Merely to show the dependence of resolving power on aperture it is not necessary to use a telescope at all.
Selligue had no particular comprehension of the problem, for his achromatic single systems were simply telescope objectives corrected for an infinitely distant point, and were placed so that the same surface was turned towards the object in the microscope objective as in the telescope objective; although contrary to the telescope, the distance of the object in the microscope objective is small in proportion to the distance of the image.
He was well aware of the failures of all attempts to perfect telescopes by employing lenses of various forms of curvature, and accordingly proposed the form of reflecting telescope which bears his name.
Disadvantages of earlier patterns were, the telescope was inverting, the drum was not graduated in yards, and drift not allowed for.

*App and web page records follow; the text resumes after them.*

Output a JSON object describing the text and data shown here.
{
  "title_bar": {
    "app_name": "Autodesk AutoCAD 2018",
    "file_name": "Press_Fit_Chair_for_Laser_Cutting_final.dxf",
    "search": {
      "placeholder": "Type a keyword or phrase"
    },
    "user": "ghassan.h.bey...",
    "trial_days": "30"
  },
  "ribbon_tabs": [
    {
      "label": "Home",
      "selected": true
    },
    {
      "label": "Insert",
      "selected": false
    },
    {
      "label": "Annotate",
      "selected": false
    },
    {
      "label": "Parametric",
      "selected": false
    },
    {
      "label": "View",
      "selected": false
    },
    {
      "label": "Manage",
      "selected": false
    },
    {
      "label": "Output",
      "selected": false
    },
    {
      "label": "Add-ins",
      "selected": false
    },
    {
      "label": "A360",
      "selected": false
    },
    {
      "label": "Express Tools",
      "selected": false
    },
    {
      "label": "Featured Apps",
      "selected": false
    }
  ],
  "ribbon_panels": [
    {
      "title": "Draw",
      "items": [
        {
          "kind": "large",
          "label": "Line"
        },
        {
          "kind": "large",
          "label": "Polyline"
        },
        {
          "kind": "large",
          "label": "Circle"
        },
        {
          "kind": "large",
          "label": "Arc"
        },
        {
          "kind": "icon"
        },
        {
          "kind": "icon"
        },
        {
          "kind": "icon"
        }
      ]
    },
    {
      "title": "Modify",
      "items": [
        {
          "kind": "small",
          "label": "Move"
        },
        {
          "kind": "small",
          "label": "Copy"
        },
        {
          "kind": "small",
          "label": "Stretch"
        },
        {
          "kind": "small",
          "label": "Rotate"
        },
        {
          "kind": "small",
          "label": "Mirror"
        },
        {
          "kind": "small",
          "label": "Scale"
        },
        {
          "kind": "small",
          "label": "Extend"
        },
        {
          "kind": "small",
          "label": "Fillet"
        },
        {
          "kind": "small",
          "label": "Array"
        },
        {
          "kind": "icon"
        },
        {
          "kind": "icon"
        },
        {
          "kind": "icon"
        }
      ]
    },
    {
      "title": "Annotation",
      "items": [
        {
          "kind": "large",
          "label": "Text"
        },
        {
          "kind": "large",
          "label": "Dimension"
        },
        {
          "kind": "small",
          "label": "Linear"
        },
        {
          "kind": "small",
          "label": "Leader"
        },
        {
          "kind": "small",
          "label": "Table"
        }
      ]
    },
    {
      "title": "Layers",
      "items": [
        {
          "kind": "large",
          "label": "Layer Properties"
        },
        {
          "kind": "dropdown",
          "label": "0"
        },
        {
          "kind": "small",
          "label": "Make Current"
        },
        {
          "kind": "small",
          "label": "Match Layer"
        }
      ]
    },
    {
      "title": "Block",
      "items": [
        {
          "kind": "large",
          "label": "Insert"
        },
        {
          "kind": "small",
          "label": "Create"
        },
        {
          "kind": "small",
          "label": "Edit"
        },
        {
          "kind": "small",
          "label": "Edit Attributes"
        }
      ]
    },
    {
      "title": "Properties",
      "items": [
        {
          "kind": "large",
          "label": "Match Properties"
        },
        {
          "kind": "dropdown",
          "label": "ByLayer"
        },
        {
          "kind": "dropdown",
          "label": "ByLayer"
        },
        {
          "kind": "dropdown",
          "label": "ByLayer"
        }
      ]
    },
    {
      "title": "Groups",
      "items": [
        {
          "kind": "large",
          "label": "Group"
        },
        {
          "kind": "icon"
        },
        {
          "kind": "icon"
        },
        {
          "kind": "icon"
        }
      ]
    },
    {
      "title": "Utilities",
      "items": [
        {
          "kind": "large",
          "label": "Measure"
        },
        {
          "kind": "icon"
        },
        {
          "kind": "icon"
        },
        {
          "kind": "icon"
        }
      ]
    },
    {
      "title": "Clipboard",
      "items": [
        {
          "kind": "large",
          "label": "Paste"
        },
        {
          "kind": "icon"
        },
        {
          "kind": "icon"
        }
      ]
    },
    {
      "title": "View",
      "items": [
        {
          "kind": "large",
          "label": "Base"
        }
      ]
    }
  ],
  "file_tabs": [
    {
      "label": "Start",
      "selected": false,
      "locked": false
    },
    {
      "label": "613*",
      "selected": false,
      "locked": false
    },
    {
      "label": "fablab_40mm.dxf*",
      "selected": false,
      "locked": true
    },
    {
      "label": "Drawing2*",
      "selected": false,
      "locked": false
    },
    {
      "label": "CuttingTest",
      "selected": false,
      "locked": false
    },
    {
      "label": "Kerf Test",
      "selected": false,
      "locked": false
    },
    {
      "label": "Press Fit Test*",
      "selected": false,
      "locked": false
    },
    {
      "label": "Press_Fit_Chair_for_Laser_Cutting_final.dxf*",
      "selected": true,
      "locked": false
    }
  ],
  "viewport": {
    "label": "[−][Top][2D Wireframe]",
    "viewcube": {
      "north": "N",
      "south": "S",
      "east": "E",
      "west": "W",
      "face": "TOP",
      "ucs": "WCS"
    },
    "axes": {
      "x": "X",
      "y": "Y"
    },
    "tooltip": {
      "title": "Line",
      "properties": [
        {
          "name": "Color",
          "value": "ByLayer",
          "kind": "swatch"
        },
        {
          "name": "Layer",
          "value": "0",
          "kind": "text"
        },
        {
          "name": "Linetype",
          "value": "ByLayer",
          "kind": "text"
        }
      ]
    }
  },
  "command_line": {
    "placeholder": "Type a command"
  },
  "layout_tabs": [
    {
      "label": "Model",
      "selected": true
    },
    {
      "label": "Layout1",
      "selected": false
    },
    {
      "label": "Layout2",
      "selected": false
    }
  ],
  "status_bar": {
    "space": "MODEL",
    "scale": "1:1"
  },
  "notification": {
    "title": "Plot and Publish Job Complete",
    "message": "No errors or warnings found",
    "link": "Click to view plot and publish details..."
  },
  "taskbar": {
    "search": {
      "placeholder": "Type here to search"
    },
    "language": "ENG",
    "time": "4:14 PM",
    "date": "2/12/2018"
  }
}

We may infer that, in the case of a telescope tube 12 cm.
In the last the field is full of false light, and it is not possible to give sufficiently minute and steady separation to the images; and there are of necessity a collimator, two prisms of total reflection, and a small telescope through which the rays must pass; consequently there is great loss of light.
When James Bradley and Samuel Molyneux entered this sphere of astronomical research in 1725, there consequently prevailed much uncertainty as to whether stellar parallaxes had been observed or not; and it was with the intention of definitely answering this question that these astronomers erected a large telescope at the house of the latter at Kew.
On the strength of similar arrangements of lenses and mirrors the invention of the camera obscura has also been claimed for Leonard Digges, the author of Pantometria (1571), who is said to have constructed a telescope from information given in a book of Bacon's experiments.
The appearance, in September 1604, of a new star in the constellation Serpentarius afforded him indeed an opportunity, of which he eagerly availed himself, for making an onslaught upon the Aristotelian axiom of the incorruptibility of the heavens; but he continued to conform his public teachings in the main to Ptolemaic principles, until the discovery of a novel and potent implement of research in the shape of the telescope placed at his command startling and hitherto unsuspected evidence as to the constitution and mutual relations of the heavenly bodies.
WILLIAM PARSONS ROSSE, 3RD Earl Of (1800-1867), Irish astronomer and telescope constructor, was born at York on the 17th of June 1800, a son of the 2nd earl (see above).